This was the introduction to a workshop I gave at Nine Worlds in 2016. I only had about five minutes for this, so this is a very quick overview – feel free to ask me for more thoughts!
A lot of the time, roleplayers focus on default European features when creating a setting. This means things like describing all NPCs as having white features and using Western ideas of religion, architecture, cultural expectations, and so on. This often leads to creating a game set in an intensely white environment.
This is what I feel puts a lot of people of colour off: the stereotypical role playing game, for many, is still a bunch of white guys living out a power fantasy. In addition, in the society we live in, the default is white everything.
If you don’t say “this person is black”, they are assumed to be white. In a similar way, if you don’t specify “this setting is NOT European”, it’s assumed to be based on western environments.
The thing is, Africa has some of the most diverse environments on this planet. It has waterfalls, mountains (WITH snow, thank you very much Bob Geldof), jungles, deserts, lakes, rivers, seas and coastlines, savannah, cities full of lights and high rise buildings, towns, villages, palaces, pyramids, fields of grass and trees, blue skies with fluffy clouds, rainstorms that drive everyone indoors, and of course a very hot sun.

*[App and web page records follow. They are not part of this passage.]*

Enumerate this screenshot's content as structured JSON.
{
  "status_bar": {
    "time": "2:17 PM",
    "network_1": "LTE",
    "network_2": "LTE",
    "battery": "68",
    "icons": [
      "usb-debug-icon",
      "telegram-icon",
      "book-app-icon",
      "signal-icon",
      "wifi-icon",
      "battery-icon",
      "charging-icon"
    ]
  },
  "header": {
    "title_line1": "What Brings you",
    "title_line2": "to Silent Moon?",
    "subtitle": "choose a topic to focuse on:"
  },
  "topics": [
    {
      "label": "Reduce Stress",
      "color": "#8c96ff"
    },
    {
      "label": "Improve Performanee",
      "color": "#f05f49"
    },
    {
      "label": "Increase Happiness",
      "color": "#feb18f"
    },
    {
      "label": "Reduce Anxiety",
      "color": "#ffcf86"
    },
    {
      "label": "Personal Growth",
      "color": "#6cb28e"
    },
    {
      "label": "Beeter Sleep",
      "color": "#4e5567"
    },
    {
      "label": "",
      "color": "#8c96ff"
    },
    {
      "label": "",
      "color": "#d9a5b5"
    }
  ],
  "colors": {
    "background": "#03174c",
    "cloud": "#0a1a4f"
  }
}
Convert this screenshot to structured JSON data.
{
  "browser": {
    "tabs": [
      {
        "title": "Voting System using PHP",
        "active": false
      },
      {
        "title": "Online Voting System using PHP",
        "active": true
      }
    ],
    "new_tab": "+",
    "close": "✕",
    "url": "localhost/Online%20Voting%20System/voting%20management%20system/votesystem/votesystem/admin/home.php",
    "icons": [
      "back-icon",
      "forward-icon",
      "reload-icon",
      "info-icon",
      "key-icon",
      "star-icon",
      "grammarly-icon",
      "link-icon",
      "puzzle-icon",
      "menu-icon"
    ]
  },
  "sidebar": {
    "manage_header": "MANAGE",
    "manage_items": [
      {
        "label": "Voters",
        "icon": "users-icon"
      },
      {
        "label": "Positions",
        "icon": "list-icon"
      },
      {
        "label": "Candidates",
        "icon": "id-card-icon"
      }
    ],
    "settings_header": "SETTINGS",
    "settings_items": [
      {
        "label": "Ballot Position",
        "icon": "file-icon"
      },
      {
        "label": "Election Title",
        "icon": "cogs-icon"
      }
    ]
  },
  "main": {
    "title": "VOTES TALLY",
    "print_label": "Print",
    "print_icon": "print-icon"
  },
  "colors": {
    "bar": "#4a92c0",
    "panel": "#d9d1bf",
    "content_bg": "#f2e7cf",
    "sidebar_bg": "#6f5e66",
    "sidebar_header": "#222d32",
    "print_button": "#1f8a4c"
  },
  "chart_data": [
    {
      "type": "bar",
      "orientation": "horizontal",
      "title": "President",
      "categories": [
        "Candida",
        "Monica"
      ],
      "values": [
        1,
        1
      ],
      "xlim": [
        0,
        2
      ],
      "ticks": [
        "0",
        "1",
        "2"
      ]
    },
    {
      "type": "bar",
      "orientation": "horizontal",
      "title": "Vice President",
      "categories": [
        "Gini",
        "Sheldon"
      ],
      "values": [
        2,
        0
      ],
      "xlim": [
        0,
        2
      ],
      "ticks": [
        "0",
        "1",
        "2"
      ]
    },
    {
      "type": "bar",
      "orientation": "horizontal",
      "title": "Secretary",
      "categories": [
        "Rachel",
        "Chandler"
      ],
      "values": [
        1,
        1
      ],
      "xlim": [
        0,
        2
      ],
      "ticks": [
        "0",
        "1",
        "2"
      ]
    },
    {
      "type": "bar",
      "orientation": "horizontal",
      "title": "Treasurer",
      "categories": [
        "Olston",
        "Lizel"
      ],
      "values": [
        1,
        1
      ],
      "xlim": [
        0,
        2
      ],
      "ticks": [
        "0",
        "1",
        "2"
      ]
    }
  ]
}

However, because this is not the Africa that automatically comes to mind, it often doesn’t occur to GMs or players that it’s a potential setting for games – but it is, it is, it is.
So: confront this. Don’t be afraid to set your game in Africa or somewhere based on the continent. Talk to people from around there if you’re going to be doing a campaign that will need detail, and avoid any obvious stereotypes.
If you get called out, that’s fine. Accept it, apologise, and move on without overly dwelling on how guilty you feel for being told that you said or did a racist thing, because it’s not actually about your feelings when it comes to racism against black people. We’re all human and we all make mistakes and we’re all battling the ingrained prejudices that society pushes on us. Deal with it.
Here are my top five stereotypes to avoid for those who might not have an idea of them already:
- Tribes, in terms of being seen as primitive rather than as a different word for ethnicity – for example, my mother is from the Creole group, but other Gambian tribes include the Jola, the Mandinka, the Wolof, etc. It’s fine to acknowledge that these groups exist, but what is not fine is to denigrate them to barbaric, primitive people because of the way their society works.
- Literally any impressions of an African language ever. Or an assumption that they all speak the same language. I do not ever want to hear anyone saying ooga booga. End of.
- “Voodoo” and witch doctors, in terms of how the west has simplified it into dolls with pins stuck into them, zombies, and curses. Also, there’s little recognition that there are different types of vodun, and it’s often regarded as pure evil. That is simply not accurate. Don’t do it.
- Any stereotypical tropes about black people. This includes:
– the magical Negro
– the strong black woman who don’t need no man
– the angry black man
– the Mammy
Also, if you’re going to set a game in Africa, you’d best make sure all of your NPCs are black.
- Finally, there’s what I call “topsy-turvy racism”. There is a lot of conversation out there around “ah, but what if the tables had turned and black people enslaved white people?” Talking about hypothetical racism towards white people when we live in a world where it’s still black people who are literally dying because of racism is incredibly ignorant.